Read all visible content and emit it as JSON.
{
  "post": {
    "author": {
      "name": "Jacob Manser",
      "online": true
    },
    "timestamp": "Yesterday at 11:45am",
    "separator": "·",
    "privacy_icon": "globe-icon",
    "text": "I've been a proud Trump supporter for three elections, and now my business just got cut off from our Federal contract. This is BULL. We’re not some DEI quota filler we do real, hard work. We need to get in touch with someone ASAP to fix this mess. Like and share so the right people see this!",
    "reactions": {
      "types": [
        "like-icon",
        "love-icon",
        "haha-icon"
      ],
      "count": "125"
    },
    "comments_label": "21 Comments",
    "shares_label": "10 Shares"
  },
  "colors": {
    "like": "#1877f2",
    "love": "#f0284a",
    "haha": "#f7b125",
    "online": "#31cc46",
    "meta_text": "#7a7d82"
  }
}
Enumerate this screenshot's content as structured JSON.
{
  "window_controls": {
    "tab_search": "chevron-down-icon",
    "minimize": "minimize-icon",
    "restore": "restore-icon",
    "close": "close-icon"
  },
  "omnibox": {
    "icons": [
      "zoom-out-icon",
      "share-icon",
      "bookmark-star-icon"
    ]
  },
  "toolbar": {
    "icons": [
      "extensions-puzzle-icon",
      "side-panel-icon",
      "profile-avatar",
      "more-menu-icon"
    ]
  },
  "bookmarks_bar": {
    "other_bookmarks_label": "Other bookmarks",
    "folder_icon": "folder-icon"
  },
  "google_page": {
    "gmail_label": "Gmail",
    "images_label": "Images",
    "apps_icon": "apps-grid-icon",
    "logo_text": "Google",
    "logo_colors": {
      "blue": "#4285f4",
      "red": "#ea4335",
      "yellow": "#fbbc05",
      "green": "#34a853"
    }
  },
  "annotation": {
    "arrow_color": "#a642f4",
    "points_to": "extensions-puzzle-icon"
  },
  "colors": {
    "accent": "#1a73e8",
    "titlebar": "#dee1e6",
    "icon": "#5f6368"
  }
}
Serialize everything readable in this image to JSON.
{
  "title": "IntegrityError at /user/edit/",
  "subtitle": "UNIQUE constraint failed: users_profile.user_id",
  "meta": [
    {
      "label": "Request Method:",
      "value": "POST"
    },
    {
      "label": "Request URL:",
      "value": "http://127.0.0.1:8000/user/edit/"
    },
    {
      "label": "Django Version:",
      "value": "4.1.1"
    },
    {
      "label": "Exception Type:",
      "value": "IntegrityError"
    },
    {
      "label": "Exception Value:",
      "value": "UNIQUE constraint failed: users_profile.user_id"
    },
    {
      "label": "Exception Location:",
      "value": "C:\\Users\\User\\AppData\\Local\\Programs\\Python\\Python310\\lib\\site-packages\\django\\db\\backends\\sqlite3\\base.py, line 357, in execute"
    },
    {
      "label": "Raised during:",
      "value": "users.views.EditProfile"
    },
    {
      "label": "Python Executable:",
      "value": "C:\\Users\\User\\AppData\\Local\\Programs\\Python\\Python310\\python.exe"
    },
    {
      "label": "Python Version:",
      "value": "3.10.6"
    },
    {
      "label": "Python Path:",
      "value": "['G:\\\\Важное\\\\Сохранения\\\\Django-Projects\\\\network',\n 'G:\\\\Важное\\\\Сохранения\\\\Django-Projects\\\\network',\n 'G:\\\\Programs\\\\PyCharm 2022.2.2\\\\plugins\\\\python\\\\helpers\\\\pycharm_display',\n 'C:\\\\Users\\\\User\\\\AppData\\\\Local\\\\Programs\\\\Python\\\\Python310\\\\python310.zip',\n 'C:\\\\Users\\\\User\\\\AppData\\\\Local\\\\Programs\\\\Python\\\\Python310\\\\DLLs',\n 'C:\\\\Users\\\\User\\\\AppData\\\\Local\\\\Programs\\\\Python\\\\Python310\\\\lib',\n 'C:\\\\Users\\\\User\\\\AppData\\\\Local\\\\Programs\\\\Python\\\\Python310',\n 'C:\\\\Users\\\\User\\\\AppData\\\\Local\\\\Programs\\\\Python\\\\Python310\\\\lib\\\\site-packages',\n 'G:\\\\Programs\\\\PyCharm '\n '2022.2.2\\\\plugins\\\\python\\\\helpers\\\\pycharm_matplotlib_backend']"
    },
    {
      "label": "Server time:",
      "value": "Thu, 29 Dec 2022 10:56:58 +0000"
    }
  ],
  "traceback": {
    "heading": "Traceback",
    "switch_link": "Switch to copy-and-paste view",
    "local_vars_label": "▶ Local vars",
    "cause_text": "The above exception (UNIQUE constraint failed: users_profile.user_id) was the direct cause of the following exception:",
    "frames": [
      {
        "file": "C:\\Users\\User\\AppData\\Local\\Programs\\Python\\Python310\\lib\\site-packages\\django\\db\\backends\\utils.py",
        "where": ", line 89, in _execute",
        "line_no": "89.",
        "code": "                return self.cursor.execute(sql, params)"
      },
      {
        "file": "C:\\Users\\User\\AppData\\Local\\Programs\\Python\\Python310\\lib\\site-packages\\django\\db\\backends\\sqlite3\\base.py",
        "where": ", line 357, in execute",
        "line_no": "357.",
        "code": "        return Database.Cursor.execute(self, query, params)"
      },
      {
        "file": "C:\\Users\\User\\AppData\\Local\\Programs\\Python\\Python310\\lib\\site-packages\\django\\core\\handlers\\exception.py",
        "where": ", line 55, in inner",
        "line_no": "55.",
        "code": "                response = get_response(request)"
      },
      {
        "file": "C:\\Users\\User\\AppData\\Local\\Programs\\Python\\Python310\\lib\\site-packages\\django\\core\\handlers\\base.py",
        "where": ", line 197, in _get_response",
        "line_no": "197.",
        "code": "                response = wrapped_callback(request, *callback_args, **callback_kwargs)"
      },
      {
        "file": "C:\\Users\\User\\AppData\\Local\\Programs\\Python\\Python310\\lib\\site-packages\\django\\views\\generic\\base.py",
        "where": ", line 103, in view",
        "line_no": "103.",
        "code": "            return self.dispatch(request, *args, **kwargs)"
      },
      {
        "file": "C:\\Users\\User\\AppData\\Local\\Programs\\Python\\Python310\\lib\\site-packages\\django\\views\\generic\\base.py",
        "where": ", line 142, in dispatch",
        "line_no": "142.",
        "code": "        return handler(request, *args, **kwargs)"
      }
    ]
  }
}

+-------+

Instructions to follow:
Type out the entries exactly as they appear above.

Worked solution:
Read all visible content and emit it as JSON.
{
  "post": {
    "author": {
      "name": "Jacob Manser",
      "online": true
    },
    "timestamp": "Yesterday at 11:45am",
    "separator": "·",
    "privacy_icon": "globe-icon",
    "text": "I've been a proud Trump supporter for three elections, and now my business just got cut off from our Federal contract. This is BULL. We’re not some DEI quota filler we do real, hard work. We need to get in touch with someone ASAP to fix this mess. Like and share so the right people see this!",
    "reactions": {
      "types": [
        "like-icon",
        "love-icon",
        "haha-icon"
      ],
      "count": "125"
    },
    "comments_label": "21 Comments",
    "shares_label": "10 Shares"
  },
  "colors": {
    "like": "#1877f2",
    "love": "#f0284a",
    "haha": "#f7b125",
    "online": "#31cc46",
    "meta_text": "#7a7d82"
  }
}
Enumerate this screenshot's content as structured JSON.
{
  "window_controls": {
    "tab_search": "chevron-down-icon",
    "minimize": "minimize-icon",
    "restore": "restore-icon",
    "close": "close-icon"
  },
  "omnibox": {
    "icons": [
      "zoom-out-icon",
      "share-icon",
      "bookmark-star-icon"
    ]
  },
  "toolbar": {
    "icons": [
      "extensions-puzzle-icon",
      "side-panel-icon",
      "profile-avatar",
      "more-menu-icon"
    ]
  },
  "bookmarks_bar": {
    "other_bookmarks_label": "Other bookmarks",
    "folder_icon": "folder-icon"
  },
  "google_page": {
    "gmail_label": "Gmail",
    "images_label": "Images",
    "apps_icon": "apps-grid-icon",
    "logo_text": "Google",
    "logo_colors": {
      "blue": "#4285f4",
      "red": "#ea4335",
      "yellow": "#fbbc05",
      "green": "#34a853"
    }
  },
  "annotation": {
    "arrow_color": "#a642f4",
    "points_to": "extensions-puzzle-icon"
  },
  "colors": {
    "accent": "#1a73e8",
    "titlebar": "#dee1e6",
    "icon": "#5f6368"
  }
}
Serialize everything readable in this image to JSON.
{
  "title": "IntegrityError at /user/edit/",
  "subtitle": "UNIQUE constraint failed: users_profile.user_id",
  "meta": [
    {
      "label": "Request Method:",
      "value": "POST"
    },
    {
      "label": "Request URL:",
      "value": "http://127.0.0.1:8000/user/edit/"
    },
    {
      "label": "Django Version:",
      "value": "4.1.1"
    },
    {
      "label": "Exception Type:",
      "value": "IntegrityError"
    },
    {
      "label": "Exception Value:",
      "value": "UNIQUE constraint failed: users_profile.user_id"
    },
    {
      "label": "Exception Location:",
      "value": "C:\\Users\\User\\AppData\\Local\\Programs\\Python\\Python310\\lib\\site-packages\\django\\db\\backends\\sqlite3\\base.py, line 357, in execute"
    },
    {
      "label": "Raised during:",
      "value": "users.views.EditProfile"
    },
    {
      "label": "Python Executable:",
      "value": "C:\\Users\\User\\AppData\\Local\\Programs\\Python\\Python310\\python.exe"
    },
    {
      "label": "Python Version:",
      "value": "3.10.6"
    },
    {
      "label": "Python Path:",
      "value": "['G:\\\\Важное\\\\Сохранения\\\\Django-Projects\\\\network',\n 'G:\\\\Важное\\\\Сохранения\\\\Django-Projects\\\\network',\n 'G:\\\\Programs\\\\PyCharm 2022.2.2\\\\plugins\\\\python\\\\helpers\\\\pycharm_display',\n 'C:\\\\Users\\\\User\\\\AppData\\\\Local\\\\Programs\\\\Python\\\\Python310\\\\python310.zip',\n 'C:\\\\Users\\\\User\\\\AppData\\\\Local\\\\Programs\\\\Python\\\\Python310\\\\DLLs',\n 'C:\\\\Users\\\\User\\\\AppData\\\\Local\\\\Programs\\\\Python\\\\Python310\\\\lib',\n 'C:\\\\Users\\\\User\\\\AppData\\\\Local\\\\Programs\\\\Python\\\\Python310',\n 'C:\\\\Users\\\\User\\\\AppData\\\\Local\\\\Programs\\\\Python\\\\Python310\\\\lib\\\\site-packages',\n 'G:\\\\Programs\\\\PyCharm '\n '2022.2.2\\\\plugins\\\\python\\\\helpers\\\\pycharm_matplotlib_backend']"
    },
    {
      "label": "Server time:",
      "value": "Thu, 29 Dec 2022 10:56:58 +0000"
    }
  ],
  "traceback": {
    "heading": "Traceback",
    "switch_link": "Switch to copy-and-paste view",
    "local_vars_label": "▶ Local vars",
    "cause_text": "The above exception (UNIQUE constraint failed: users_profile.user_id) was the direct cause of the following exception:",
    "frames": [
      {
        "file": "C:\\Users\\User\\AppData\\Local\\Programs\\Python\\Python310\\lib\\site-packages\\django\\db\\backends\\utils.py",
        "where": ", line 89, in _execute",
        "line_no": "89.",
        "code": "                return self.cursor.execute(sql, params)"
      },
      {
        "file": "C:\\Users\\User\\AppData\\Local\\Programs\\Python\\Python310\\lib\\site-packages\\django\\db\\backends\\sqlite3\\base.py",
        "where": ", line 357, in execute",
        "line_no": "357.",
        "code": "        return Database.Cursor.execute(self, query, params)"
      },
      {
        "file": "C:\\Users\\User\\AppData\\Local\\Programs\\Python\\Python310\\lib\\site-packages\\django\\core\\handlers\\exception.py",
        "where": ", line 55, in inner",
        "line_no": "55.",
        "code": "                response = get_response(request)"
      },
      {
        "file": "C:\\Users\\User\\AppData\\Local\\Programs\\Python\\Python310\\lib\\site-packages\\django\\core\\handlers\\base.py",
        "where": ", line 197, in _get_response",
        "line_no": "197.",
        "code": "                response = wrapped_callback(request, *callback_args, **callback_kwargs)"
      },
      {
        "file": "C:\\Users\\User\\AppData\\Local\\Programs\\Python\\Python310\\lib\\site-packages\\django\\views\\generic\\base.py",
        "where": ", line 103, in view",
        "line_no": "103.",
        "code": "            return self.dispatch(request, *args, **kwargs)"
      },
      {
        "file": "C:\\Users\\User\\AppData\\Local\\Programs\\Python\\Python310\\lib\\site-packages\\django\\views\\generic\\base.py",
        "where": ", line 142, in dispatch",
        "line_no": "142.",
        "code": "        return handler(request, *args, **kwargs)"
      }
    ]
  }
}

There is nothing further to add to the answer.